Word association. I’ll say a word, you say the first thing that pops into your head. The category: regions of the country. The word: belt.
If the first thing that came into your mind was “Bible” or “Rust” or “Sun,” well, I’m sure you’re a lovely person. But maybe this book isn’t so much for you.
Was the first thing you said “Borscht”? Well, ha-HA! I just found the perfect book for your coffee table.
Film critic Leonard Maltin (who wrote the foreword) starts this lovely little art collection with an explanation of his love of comedy, his and Drew Friedman’s (the illustration of this slim volume). Both of them love comedy and show biz — not our current Dane Cook and E! Online versions of those things but the original kings of comedy. The Milton Berles. The George Burns. The Buddy Hacketts. The Menasha Skulniks.
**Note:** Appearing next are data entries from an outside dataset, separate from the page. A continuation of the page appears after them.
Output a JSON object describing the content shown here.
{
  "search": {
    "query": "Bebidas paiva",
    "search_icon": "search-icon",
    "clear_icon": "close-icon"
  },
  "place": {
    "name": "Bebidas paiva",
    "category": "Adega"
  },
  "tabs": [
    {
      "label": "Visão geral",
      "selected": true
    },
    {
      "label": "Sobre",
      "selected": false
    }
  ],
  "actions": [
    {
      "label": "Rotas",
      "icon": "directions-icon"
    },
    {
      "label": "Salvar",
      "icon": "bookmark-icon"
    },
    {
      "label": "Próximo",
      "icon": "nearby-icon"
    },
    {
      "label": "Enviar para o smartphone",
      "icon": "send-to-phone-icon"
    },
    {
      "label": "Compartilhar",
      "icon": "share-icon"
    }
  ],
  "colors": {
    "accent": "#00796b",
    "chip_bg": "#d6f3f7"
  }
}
Who is Menasha Skulnik? Doesn’t matter. You see his face in Friedman’s portrait (the book’s third from the end) and you know without even hearing the facts.
OK — who was Menasha Skulnik? Skulnik was a legend of Yiddish theater who was born in Warsaw, Poland, in 1890, and died in New York City in 1970. He had a couple of Ed Sullivan appearances, a couple of movies but did most of his work on stage. Now you know.
But, really, you knew it before because Skulnik, like all the men in this book, has a twinkle in his eye, an appealing quality to his face, a combination of body language and expression that makes you feel, just by looking at him, that he’d be fun to know.
In the same way that the camaraderie and the giggles and the lit up faces with mischievious smiles made The Aristocrats utterly lovable and charming despite its wall-to-wall profanity, the faces of these men bring out the same feeling of nostalgia and fondness that Friedman clearly felt when he drew these “loving, liver-spotted tribute[s].” Even if you’ve never seen an episode of Your Show of Shows, you know that Sid Caesar (drawn here with wide open eyes and a starry background that makes him look like a cross between the face of God and a sky-searching UFO watcher) is a guy in touch with the kooky. Easy laughter radiates from the face of Red Buttons (born Aaron Chwatt). The talent, the effort and the rare sparkle required to work a nightclub night after night and be funny glistens on the face of Buddy Hackett (born Leonard Hacker). The screwball nature of Jerry Lewis (Jerome Levitch) comes careening out of his open mouth even though his portrait is completely silent. And even someone who never saw a minute of The Phil Silvers Show can see the former Philip Silversmith is a born huckster with a perfect sense of timing.
Pictures and names (given and created) are all that fill the bulk of this book. And yet these are enough to tell a story. Every face has character, has expression that defines its personality and has wrinkles that seem to be built around wide-mouthed, squinchy-eyed laughs.
Yeah, if Borscht is your Belt of choice, then this is your book. A
— Amy Diaz